‘I advise Your Excellency of the announcement of the death of Lady Isabella; of which I heard as soon as I arrived in Bologna, [and] has displeased as many as had the Lady Leonora’s; both ladies were strangled, one at Cafaggiolo and the other at Cerreto. Lady Leonora was strangled on Tuesday night; having danced until two o’clock, and having gone to bed, she was surprised by Lord Pietro [with] a dog leash at her throat, and after much struggle to save herself, finally expired. And the same Lord Pietro bears the sign, having two fingers of his hand injured by [them being] bitten by the lady. And if he had not called for help two wretches from Romagna, who claim to have been summoned there precisely for this purpose, he would perhaps have fared worse. The poor lady, as far as we can understand, made a very strong defence, as was seen by the bed, which was found all convulsed, and by the voices which were heard by the entire household. As soon as she died, she was placed in a coffin prepared there for this event, and taken to Florence in a litter at six o’clock in the morning, led by those from the villa, and accompanied with eight white tapers [carried] by six brothers and four priests; she was interred as if she were a commoner.‘

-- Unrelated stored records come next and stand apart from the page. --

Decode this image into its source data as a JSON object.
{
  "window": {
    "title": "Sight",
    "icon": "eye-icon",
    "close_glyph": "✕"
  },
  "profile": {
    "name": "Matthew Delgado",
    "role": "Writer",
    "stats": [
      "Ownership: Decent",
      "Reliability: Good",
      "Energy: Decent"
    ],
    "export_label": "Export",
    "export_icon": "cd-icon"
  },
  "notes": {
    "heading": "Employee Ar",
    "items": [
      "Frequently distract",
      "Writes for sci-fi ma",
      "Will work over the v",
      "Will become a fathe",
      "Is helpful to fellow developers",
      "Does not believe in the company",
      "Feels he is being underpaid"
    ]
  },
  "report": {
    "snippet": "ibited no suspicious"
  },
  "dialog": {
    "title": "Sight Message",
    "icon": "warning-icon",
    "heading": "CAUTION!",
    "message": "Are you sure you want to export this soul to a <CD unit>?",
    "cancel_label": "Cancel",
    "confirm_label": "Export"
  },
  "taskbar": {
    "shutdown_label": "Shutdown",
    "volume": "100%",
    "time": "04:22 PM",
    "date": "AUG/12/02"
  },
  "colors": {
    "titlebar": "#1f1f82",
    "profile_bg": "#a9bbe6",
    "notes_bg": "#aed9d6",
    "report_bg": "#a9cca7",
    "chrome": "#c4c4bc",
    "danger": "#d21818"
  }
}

Francesco did his best to claim that Leonora, always the very vision of health and vitality, had died of a sudden heart attack but in vain and in the end he was forced to write to Philip II of Spain, who was furious about the incident as Leonora belonged to a Spanish noble family and tell him the truth: ‘Although in the letter I had told you of Donna Eleonora’s accident, I have nevertheless to say to His Catholic Majesty that Lord Pietro our brother had taken her life himself because of the treason she had committed through behaviour unbecoming to a lady … We wish that His Majesty should know the truth … and at the first opportunity he will be sent the proceedings through which she should have known with what just reasons Lord Pietro acted.’
Because Francesco publically stated his support of his brother Pietro’s callous and horrific actions, he was never brought to trial but ended up being exiled to Spain a year later where he died in debt and iniquity, loathed by all.
Isabella’s husband however was now a wanted man and fled first to Rome then Venice before finally settling in Abano with his mistress Vittoria Accoramboni, who was married to the nephew of the future Sixtus II. The fugitive couple were married there, but he didn’t enjoy his life for much longer as he died in 1585, with Vittoria being murdered shortly afterwards by someone he had previously annoyed.
It probably comes as no surprise that the tragic stories of Isabella, Leonora and Vittoria served as inspiration for the works of Jacobean tragedies such as The White Devil and Duchess of Malfi with their tales of intrigue, incest and murder stalking the beautiful halls of Italian palaces.
If you want to know more then there is a brilliant book ‘Isabelle de’ Medici: The Glorious Life and Tragic End of a Renaissance Princess’ by Caroline P. Murphy.
There’s also a fab post about it at Raucous Royals!